Amid the experiences of the trip, the Sway Machinery recorded two albums' worth of collaborations with popular Malian musicians. The first, The House of Friendly Ghosts, Vol. 1, comes out March 22 on JDub Records. The second volume is still being mixed.
The music is a blend of ancient Judaic liturgies, klezmer horns, blues rhythms, and characteristically Malian sounds on percussion, guitar, and vocals. It takes a step away from the cantorial feel of the Sway Machinery's second album, Hidden Melodies Revealed, and moves toward world music.
Lockwood has always liked to mix genres. He grew up under the influence of his mentor, bluesman Carolina Slim, and his grandfather, Jacob Konigsberg, a New York cantor and recording artist. In the studio in Mali, the band was delighted to receive a near-constant stream of visiting musicians.
They began recording "Golden Wings," which is featured on the first volume, alone. But when up-and-coming Malian guitarist Vieux Farka Touré (son of legendary desert bluesman Ali Farka Touré) fortuitously dropped by on his way to the airport, they handed him an instrument and he got strumming. Super Onze, a local dance band, came by to play the ngoni, a West African instrument similar to a four-stringed lute.
Arby is featured most frequently on the new album.
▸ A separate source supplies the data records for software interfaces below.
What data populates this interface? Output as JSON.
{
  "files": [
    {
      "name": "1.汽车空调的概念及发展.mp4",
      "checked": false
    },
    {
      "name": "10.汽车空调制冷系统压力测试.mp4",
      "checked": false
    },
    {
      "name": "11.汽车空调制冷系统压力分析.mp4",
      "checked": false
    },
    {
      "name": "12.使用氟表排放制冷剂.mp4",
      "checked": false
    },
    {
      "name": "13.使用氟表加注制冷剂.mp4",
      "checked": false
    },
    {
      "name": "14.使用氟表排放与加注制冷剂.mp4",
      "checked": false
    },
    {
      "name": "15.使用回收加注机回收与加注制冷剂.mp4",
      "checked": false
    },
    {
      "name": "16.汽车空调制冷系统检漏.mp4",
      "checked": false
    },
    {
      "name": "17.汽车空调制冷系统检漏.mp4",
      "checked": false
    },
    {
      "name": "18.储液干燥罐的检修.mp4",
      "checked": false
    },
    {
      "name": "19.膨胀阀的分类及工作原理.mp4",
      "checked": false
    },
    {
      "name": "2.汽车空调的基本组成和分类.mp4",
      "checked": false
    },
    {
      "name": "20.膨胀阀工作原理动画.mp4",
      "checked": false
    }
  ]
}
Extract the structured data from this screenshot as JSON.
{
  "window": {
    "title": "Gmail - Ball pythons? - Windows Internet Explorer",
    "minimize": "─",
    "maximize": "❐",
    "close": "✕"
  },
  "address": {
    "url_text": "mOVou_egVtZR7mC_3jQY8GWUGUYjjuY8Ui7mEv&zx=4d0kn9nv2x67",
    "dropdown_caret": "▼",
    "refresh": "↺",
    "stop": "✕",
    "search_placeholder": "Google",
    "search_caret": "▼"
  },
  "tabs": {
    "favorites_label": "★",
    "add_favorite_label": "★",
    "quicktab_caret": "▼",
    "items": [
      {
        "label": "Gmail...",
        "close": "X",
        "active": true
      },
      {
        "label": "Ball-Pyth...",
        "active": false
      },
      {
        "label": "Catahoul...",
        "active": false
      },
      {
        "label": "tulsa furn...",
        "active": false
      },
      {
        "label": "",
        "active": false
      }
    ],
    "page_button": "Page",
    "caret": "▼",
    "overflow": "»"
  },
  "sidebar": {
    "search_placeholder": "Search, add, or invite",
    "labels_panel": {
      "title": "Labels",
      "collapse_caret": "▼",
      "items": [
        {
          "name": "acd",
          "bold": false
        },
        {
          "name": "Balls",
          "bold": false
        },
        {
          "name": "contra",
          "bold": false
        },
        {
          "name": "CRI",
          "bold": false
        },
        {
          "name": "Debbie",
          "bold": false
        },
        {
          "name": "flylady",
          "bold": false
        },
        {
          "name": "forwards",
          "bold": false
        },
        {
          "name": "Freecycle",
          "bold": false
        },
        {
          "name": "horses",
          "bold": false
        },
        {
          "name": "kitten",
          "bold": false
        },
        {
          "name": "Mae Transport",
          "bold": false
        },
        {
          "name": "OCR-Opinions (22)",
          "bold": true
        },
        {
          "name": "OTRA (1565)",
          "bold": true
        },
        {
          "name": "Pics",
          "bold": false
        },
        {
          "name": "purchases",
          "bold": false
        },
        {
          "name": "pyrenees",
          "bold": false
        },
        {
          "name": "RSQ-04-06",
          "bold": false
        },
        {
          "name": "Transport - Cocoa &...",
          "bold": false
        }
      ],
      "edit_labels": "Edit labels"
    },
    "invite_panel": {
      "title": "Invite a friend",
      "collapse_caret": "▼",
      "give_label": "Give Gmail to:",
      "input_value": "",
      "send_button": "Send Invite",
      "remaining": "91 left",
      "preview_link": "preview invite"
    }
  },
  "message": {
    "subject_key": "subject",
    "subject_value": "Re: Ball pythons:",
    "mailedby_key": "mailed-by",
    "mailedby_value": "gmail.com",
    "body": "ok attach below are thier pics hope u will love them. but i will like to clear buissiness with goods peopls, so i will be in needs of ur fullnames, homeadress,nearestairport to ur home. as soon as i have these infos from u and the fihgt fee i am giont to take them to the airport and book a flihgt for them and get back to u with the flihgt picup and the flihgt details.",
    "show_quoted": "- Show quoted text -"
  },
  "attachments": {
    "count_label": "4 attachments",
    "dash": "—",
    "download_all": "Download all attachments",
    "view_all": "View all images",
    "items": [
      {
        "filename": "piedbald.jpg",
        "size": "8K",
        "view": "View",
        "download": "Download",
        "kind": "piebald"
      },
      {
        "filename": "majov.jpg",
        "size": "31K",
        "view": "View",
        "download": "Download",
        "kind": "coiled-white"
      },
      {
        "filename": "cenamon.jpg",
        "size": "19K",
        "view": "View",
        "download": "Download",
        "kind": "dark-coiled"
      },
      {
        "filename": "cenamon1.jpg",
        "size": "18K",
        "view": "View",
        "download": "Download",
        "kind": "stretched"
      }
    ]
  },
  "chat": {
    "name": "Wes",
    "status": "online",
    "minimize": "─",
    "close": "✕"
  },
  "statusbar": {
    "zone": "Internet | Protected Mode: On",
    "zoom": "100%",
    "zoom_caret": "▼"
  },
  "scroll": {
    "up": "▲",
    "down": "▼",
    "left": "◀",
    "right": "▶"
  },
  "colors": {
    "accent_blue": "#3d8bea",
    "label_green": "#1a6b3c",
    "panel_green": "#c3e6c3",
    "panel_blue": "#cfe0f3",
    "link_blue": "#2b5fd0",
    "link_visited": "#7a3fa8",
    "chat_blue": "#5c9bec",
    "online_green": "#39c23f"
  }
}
Her voice beautifully complements Lockwood's, and she even sings several of the tracks on her own. "She's such a monster of her instrument," Lockwood says. "That's the key to the uniqueness of the record — that's what really sets it apart, the contrast between her voice and my voice."
Lockwood is a rambler. He sounds like he's reciting poetry when he's speaking, and can wax at length about cantorial music, roots, tradition, and musical connections. He speaks quickly, but seems to think deeply about each word, lurching forward in speech then second-guessing himself. He seems to be energetic and passionate about practically everything.
Lockwood's Jewish ancestors were originally from the region of Romania once known as Transylvania; his grandmother fled the Nazis during World War II. Lockwood says he saw the journey to Mali as a return of sorts, not to his own cultural past per se, but to a place more reminiscent of the old world.
"Diaspora breeds the urge for return," he says. "And maybe you can't go back to what you had in your familial past, but there's a bigger picture of humanity waiting in unique places in the world, if you care to go and seek them out."
This is why Lockwood chose to name the albums The House of Friendly Ghosts. The image "related very much to this trip," he says. "To make friends with the familial and ancestral spirits that are in our imagination, and in our dreams, and to find places in life where you can let them speak."
Since Lockwood finished some gigs with his other band, Balkan Beat Box, the Sway Machinery is again traveling down bumpy roads, this time via bus in the more familiar terrain of the U.S. But they've brought an important reminder of their time in Mali: Arby is touring with them.